forgive or forget past faults or offences; make a fresh start.
In former times, shopkeepers and pub landlords would keep a record of what was owing to them by writing the details on a tablet of slate; a clean slate was one on which no debts were recorded.
See also: clean, slate, wipe

a clean ˈsheet/ˈslate

a record of your work or actions that does not show any mistakes or bad things that you have done: At the new school, you will start with a clean slate.They kept a clean sheet in the match (= no goals were scored against them).
See also: clean, sheet, slate

(put something) on the ˈslate

(informal) (put something) on your account in a shop, a bar, etc. to be paid for later: Can I put this on the slate?
A slate is a thin sheet of a type of dark grey stone that was used in the past to write on.
See also: on, slate

wipe the slate ˈclean

agree to forget about past mistakes or arguments and start again with a relationship: We’re both to blame. Let’s wipe the slate clean and start again.In the past, people wrote on a slate with chalk (= a soft white stone). If you wiped it, you rubbed off the marks written on it.
See also: clean, slate, wipe

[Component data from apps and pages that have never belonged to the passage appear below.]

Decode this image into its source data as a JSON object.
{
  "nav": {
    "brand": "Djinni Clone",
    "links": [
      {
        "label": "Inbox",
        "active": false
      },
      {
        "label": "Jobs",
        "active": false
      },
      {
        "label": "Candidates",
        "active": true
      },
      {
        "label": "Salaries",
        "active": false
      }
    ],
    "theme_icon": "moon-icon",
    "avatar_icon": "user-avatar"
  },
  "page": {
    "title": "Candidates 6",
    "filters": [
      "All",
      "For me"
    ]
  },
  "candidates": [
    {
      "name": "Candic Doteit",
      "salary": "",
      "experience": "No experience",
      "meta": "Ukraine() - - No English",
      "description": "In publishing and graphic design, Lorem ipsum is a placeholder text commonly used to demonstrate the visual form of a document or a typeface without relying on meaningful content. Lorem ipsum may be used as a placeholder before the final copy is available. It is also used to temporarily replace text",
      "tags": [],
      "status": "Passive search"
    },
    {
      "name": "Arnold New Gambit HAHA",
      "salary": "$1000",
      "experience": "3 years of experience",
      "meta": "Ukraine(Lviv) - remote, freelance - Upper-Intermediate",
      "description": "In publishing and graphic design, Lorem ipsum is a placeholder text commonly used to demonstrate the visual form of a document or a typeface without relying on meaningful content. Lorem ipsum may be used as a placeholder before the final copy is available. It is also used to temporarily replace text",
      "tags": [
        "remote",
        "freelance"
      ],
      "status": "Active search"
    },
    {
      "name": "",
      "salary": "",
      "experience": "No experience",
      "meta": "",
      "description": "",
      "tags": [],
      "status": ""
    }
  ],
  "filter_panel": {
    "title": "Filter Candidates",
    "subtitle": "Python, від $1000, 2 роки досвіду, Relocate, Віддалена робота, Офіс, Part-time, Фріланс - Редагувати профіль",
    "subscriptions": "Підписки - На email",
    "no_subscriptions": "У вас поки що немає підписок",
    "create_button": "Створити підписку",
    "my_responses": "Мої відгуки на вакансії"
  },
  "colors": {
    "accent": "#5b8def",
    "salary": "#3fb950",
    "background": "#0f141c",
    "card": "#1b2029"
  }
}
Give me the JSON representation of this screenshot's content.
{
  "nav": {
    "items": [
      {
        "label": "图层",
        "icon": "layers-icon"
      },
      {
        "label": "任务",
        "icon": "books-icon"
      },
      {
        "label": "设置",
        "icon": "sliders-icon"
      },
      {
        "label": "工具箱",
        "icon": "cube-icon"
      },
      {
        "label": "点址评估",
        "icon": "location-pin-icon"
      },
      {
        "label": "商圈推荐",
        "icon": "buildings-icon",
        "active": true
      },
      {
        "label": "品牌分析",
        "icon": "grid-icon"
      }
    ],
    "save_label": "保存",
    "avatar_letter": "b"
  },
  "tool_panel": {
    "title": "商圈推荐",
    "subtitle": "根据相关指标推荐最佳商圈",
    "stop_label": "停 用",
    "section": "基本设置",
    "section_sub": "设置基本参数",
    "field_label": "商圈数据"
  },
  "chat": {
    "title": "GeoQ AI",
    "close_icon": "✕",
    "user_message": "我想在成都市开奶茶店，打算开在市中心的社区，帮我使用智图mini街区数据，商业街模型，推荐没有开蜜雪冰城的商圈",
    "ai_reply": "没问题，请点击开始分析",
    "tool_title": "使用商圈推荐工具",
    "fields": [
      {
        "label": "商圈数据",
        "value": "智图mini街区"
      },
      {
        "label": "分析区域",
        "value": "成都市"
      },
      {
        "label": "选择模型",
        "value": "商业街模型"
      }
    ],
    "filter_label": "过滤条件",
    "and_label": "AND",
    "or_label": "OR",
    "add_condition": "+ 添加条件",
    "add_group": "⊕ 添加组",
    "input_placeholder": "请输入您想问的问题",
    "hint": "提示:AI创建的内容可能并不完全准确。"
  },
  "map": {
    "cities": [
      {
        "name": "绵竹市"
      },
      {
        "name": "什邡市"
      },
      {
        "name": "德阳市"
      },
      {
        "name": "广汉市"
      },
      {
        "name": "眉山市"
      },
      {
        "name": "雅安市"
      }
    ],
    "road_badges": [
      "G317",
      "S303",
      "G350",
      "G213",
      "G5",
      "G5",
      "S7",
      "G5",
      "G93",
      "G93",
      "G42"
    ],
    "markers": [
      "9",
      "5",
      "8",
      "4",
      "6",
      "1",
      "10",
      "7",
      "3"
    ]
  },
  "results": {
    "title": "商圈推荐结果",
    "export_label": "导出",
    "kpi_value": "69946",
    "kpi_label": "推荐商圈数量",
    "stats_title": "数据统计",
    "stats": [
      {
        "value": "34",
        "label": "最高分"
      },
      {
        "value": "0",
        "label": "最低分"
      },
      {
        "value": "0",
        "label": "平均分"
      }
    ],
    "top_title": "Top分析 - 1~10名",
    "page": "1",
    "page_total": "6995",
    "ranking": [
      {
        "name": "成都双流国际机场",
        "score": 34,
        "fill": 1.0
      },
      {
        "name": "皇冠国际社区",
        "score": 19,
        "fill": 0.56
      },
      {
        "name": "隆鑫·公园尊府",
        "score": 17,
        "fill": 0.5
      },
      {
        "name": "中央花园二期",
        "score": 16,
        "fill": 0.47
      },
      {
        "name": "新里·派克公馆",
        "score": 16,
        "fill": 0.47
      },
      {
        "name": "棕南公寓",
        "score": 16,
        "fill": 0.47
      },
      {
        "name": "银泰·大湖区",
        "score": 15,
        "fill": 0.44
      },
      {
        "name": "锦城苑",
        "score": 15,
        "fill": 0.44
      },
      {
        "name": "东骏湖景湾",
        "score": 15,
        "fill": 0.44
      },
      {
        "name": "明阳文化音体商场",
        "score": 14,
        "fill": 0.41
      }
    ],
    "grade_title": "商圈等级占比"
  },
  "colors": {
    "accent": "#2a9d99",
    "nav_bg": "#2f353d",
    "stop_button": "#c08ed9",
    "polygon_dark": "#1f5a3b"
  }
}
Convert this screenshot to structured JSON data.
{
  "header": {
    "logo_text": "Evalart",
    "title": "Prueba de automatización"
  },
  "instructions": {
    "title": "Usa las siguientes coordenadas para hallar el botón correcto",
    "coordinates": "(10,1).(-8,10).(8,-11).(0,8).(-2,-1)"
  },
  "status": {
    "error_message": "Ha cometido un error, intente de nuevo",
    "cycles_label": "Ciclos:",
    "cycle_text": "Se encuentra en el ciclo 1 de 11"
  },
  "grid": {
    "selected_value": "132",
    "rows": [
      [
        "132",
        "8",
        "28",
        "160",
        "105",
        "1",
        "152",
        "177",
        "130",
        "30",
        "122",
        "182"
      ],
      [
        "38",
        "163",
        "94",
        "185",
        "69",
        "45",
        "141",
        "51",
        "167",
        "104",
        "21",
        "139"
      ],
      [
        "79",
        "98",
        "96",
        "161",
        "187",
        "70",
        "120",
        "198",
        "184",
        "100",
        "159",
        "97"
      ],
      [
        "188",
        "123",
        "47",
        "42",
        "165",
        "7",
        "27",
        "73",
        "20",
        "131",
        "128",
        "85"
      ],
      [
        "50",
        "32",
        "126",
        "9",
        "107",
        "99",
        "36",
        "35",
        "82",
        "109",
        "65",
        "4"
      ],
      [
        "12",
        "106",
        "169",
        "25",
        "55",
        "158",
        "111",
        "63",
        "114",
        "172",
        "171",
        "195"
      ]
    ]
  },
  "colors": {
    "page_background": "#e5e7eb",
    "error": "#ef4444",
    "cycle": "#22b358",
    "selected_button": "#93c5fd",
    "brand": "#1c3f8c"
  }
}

slate for

v.
1. To schedule or designate someone or something to take place at some time: Our professor has slated the history lecture for Thursday afternoon.
2. To arrange for something to be or to undergo something: The contractor has slated the building for destruction. This boss has slated me for a promotion.
See also: slate